Jaime Pressly brought us Emmy-winning joy

Watching Jaime Pressly playing one of Amanda's anonymous, vacuous girlfriends feels strange when you know her most famous characters. After Can't Hardly Wait, Pressly appeared in one-off parts in Charmed and 2002's The Twilight Zone, and she landed bigger roles in short-lived series like college sports soap Push and Jack & Jill. (No, not that Jack & Jill.) She played another blonde bimbo in genre parody Not Another Teen Movie, while music fans may also recognize her from videos for Marilyn Manson and Aerosmith.

Pressly's dues finally paid off when she landed the role of sharp-tongued trailer park resident Joy in NBC comedy My Name is Earl. The part could've been one-dimensional, but Pressly's comic timing and the script's wit synced up perfectly.
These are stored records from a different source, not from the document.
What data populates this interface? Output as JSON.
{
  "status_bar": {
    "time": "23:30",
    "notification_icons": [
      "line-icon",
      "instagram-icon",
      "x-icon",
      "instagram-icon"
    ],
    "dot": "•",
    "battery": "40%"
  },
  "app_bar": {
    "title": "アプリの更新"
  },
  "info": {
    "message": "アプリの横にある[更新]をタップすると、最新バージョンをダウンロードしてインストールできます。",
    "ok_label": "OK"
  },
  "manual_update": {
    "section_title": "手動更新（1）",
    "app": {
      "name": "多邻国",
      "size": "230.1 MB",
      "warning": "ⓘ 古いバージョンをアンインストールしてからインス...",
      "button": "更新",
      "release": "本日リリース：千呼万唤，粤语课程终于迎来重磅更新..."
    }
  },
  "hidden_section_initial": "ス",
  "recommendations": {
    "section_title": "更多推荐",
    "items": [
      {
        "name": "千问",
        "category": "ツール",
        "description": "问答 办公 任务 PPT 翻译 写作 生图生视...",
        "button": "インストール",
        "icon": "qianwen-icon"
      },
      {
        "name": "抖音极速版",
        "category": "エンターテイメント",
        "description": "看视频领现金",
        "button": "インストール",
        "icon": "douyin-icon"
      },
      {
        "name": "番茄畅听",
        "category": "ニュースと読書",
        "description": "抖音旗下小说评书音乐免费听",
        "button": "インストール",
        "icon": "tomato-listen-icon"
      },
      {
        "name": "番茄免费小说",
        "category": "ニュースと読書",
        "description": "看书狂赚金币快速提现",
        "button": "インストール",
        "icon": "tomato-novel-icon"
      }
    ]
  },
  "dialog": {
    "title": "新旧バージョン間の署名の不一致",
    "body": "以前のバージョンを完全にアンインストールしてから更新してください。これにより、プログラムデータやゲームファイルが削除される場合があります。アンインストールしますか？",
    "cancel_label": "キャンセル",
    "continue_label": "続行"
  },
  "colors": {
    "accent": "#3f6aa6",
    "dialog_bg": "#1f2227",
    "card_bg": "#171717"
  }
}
She was nominated for a Golden Globe in 2008 and won the 2007 Outstanding Supporting Actress in a Comedy Series Emmy, having also been nominated for the same prize the previous year.

My Name is Earl ended in 2009, and Pressly went back to jumping from role to role, including a one-episode appearance in Melissa & Joey with former Can't Hardly Wait co-star Melissa Joan Hart. And in 2014, she started playing recovering (and occasionally relapsing) alcoholic Jill in the Allison Janney-led sitcom Mom.

Look for Melissa Joan Hart behind the camera

Already known as explain-it-all Clarissa and teenage witch Sabrina in 1998, Melissa Joan Hart received no credit for her role as the school's most persistent yearbook message collector. She followed Can't Hardly Wait with a lead role in teen rom-com Drive Me Crazy in 1999, and yes, the title was actually tied to a Britney Spears song. Sabrina the Teenage Witch finished in 2003, but Hart reprised the character for an episode of Seth Green's Robot Chicken (and a sketch with James Corden).

Hart's next big project was sitcom Melissa & Joey, which ran for four seasons from 2010 to 2015. In 2014, she released a memoir detailing some of the behind-the-scenes exploits she got up to in what many people assumed were her squeaky clean teenage years. She admitted to using drugs but said she was never addicted, and she named names when it came to her love life. (Yes to Nick Carter, no to Ashton Kutcher.)

Having gotten her directing start on Sabrina, Hart has now directed episodes of The Goldbergs, Schooled, and Young Sheldon. She was supposed to do more, but she couldn't find the time after she signed up to appear in 20 episodes of the Netflix sitcom No Good Nick. The gamble didn't entirely pay off, as the show was cancelled in 2019. But at least that leaves more time to make magic behind the camera.

Jennifer Love Hewitt has been incredibly busy since Can't Hardly Wait

Jennifer Love Hewitt worked consistently before she played reluctant boy magnet Amanda in Can't Hardly Wait. She'd been in Sister Act 2 briefly and several TV shows, and she played Can't Hardly Wait co-star Seth Green's sister in The Byrds of Paradise. Her most famous TV role came through Fox's orphaned siblings drama Party of Five, in which she played Bailey's (Scott Wolf) girlfriend, Sarah. In 1997, Hewitt got her first big break, starring in the teen horror hit I Know What You Did Last Summer.

After Can't Hardly Wait, Hewitt was supposed to carry a Party of Five spinoff, Time of Your Life, which followed Sarah to San Francisco, but the project was canceled after one season. From 2005 to 2010, she was the lead in CBS's supernatural drama Ghost Whisperer.

More recently, Hewitt traded chatting with the undead for saving those at risk of being killed, playing former FBI Agent Kate Callahan in season ten of Criminal Minds. But the real reason Jennifer Love Hewitt left Criminal Minds is the same reason her character left the Behavioral Analysis Unit — well, apart from the kidnapping plot. Hewitt was pregnant. Since then, Hewitt has moved on to another character charged with preventing crimes (and also medical emergencies). She's been playing 911 operator Maddie Buckley on Fox's 9-1-1 since 2018.